Work required:
Below are the records; locate each line with the word "this" and copy it.

Data:
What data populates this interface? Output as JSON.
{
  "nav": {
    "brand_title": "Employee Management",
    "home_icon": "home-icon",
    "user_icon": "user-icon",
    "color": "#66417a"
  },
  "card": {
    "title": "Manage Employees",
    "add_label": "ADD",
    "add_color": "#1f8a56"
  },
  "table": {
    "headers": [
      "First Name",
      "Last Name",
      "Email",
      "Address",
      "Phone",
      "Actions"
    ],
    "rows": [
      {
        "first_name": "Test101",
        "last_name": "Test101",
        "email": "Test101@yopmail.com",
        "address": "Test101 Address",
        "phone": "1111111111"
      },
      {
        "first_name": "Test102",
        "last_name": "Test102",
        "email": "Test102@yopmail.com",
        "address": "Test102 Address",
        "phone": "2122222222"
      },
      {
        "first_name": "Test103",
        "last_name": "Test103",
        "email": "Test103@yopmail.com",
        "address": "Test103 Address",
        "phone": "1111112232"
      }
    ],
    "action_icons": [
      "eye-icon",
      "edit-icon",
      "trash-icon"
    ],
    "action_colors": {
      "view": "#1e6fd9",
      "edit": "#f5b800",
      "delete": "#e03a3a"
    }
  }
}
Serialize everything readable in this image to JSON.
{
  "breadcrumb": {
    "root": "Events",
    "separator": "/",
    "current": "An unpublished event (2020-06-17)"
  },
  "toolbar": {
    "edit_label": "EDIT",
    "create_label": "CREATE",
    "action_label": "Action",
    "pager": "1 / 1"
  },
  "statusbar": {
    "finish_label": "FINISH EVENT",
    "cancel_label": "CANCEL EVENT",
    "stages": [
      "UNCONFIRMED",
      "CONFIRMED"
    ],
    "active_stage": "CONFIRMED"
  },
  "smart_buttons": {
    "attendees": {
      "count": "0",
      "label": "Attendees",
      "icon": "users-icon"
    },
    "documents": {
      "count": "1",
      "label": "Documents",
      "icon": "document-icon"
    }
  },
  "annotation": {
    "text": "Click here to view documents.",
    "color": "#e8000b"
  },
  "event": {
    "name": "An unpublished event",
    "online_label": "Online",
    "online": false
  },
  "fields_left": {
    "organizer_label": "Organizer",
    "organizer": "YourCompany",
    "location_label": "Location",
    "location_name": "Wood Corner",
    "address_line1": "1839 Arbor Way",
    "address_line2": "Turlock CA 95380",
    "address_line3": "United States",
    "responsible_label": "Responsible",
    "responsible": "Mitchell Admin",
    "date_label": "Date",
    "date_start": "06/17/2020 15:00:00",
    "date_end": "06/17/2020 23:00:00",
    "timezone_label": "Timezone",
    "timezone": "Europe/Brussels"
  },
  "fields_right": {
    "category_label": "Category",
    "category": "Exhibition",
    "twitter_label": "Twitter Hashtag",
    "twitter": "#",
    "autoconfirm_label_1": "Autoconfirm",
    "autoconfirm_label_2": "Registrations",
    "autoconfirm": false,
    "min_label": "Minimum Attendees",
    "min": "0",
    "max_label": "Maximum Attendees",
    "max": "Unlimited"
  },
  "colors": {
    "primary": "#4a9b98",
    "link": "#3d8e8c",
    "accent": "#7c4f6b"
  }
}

Response below:
What data populates this interface? Output as JSON.
Serialize everything readable in this image to JSON.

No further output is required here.